A strategic alliance is a formal relationship between two enterprises, usually formalized by one or more business contracts but falls short of forming an actual partnership, principal-agent, or affiliate relationship. It is often loosely called a strategic partnership but it does not imply that a true partnership exists.
Typically two companies form a strategic alliance when each possesses one or more business assets that will help the other but that it does not wish to develop internally.
One common strategic alliance involves one company providing engineering, manufacturing or product development services, partnering with a smaller, entrepreneurial firm or inventor to create a specialized new product. Typically, the larger firm supplies capital, and the necessary product development, marketing, manufacturing, and distribution capabilities, while the smaller firm supplies specialized technical or creative expertise.
Another common strategic alliance involves a supplier / manufacturer partnering with a distributor or wholesale consumer to participate together in advertising, marketing, branding, product development, or other business functions.
There can be many advantages to creating strategic partnerships. Firms taking advantage of strategic partnerships can utilize other company's strengths to make both firms stronger in the long run.
Strategic partnerships raise questions concerning co-inventorship and other intellectual property ownership, technology transfer, exclusivity, competition, hiring away of employees, rights to business opportunities created in the course of the partnership, splitting of profits and expenses, duration and termination of the relationship, and many other business issues. The relationships are often complex as a result, and can be subject to extensive negotiation.

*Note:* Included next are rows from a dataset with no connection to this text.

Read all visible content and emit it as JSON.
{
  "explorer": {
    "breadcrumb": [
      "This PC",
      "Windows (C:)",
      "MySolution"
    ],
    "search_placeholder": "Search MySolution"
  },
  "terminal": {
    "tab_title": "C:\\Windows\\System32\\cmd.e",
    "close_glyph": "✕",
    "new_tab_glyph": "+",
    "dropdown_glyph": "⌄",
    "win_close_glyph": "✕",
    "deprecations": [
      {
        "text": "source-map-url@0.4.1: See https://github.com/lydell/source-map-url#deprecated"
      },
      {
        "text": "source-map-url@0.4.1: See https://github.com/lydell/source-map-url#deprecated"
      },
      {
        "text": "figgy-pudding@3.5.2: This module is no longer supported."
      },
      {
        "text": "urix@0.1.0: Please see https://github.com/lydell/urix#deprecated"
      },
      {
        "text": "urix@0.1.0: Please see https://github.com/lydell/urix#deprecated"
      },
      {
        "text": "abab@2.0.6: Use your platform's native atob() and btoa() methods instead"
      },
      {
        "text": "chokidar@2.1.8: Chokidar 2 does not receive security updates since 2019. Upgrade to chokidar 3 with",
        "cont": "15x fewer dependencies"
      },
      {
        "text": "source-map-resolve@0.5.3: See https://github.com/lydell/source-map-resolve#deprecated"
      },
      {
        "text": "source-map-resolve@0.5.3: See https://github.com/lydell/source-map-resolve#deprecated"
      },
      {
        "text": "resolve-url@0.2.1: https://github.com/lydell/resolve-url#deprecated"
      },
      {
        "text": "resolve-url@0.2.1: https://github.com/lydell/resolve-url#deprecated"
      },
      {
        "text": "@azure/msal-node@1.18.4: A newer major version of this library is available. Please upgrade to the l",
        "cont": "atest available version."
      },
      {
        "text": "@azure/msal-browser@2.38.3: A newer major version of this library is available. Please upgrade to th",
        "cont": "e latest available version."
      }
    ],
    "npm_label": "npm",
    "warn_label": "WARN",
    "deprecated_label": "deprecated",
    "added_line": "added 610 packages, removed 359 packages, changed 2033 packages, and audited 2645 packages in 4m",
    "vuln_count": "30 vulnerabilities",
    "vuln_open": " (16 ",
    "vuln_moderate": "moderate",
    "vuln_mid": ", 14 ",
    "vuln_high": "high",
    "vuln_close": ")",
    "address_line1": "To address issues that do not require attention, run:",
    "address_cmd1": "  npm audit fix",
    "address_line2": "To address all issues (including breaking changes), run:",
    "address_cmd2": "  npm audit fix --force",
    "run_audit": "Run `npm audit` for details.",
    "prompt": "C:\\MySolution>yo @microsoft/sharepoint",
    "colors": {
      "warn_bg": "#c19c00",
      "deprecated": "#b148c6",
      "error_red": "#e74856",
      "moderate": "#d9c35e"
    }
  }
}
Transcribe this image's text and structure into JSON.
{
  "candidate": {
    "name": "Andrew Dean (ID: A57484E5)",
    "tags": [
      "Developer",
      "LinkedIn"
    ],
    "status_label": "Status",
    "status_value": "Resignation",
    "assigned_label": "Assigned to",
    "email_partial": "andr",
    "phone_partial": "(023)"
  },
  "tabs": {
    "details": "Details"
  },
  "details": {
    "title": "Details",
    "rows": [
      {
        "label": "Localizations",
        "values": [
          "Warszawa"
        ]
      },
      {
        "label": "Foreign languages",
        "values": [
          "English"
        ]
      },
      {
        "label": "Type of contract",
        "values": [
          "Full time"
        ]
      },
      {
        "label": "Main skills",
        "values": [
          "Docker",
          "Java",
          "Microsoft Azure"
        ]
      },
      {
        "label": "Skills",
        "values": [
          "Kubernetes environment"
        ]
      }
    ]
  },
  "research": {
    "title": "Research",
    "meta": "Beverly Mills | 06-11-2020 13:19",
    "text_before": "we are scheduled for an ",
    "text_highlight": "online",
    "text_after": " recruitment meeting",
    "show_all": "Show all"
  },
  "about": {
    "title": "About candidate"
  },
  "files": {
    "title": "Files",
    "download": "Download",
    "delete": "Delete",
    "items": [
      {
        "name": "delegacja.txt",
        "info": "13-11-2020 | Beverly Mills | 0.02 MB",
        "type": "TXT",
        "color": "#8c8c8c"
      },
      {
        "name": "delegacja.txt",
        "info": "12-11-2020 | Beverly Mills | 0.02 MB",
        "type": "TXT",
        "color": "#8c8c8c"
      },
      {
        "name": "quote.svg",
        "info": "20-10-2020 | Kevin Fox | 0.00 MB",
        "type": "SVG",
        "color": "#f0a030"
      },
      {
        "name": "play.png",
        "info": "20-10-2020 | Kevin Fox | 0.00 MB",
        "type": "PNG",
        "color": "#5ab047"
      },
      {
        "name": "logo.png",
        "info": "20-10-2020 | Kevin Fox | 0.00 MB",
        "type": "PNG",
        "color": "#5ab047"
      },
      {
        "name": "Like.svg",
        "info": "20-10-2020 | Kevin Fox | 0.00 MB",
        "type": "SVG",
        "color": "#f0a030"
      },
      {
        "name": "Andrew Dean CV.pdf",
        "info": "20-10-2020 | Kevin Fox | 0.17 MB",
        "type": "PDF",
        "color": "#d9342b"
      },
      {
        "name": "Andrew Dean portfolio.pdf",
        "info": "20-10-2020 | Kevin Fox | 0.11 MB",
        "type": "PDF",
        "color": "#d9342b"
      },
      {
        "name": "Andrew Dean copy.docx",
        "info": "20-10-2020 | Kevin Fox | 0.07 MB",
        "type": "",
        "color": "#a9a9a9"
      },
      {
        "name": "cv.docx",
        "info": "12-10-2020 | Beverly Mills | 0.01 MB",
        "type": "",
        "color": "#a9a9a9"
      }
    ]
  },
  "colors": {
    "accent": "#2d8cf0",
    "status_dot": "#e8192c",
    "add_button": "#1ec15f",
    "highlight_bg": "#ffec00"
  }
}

Nick Yocca is adept at counseling clients in planning and negotiating strategic alliances and drafting and negotiating of the governing contracts that establish them.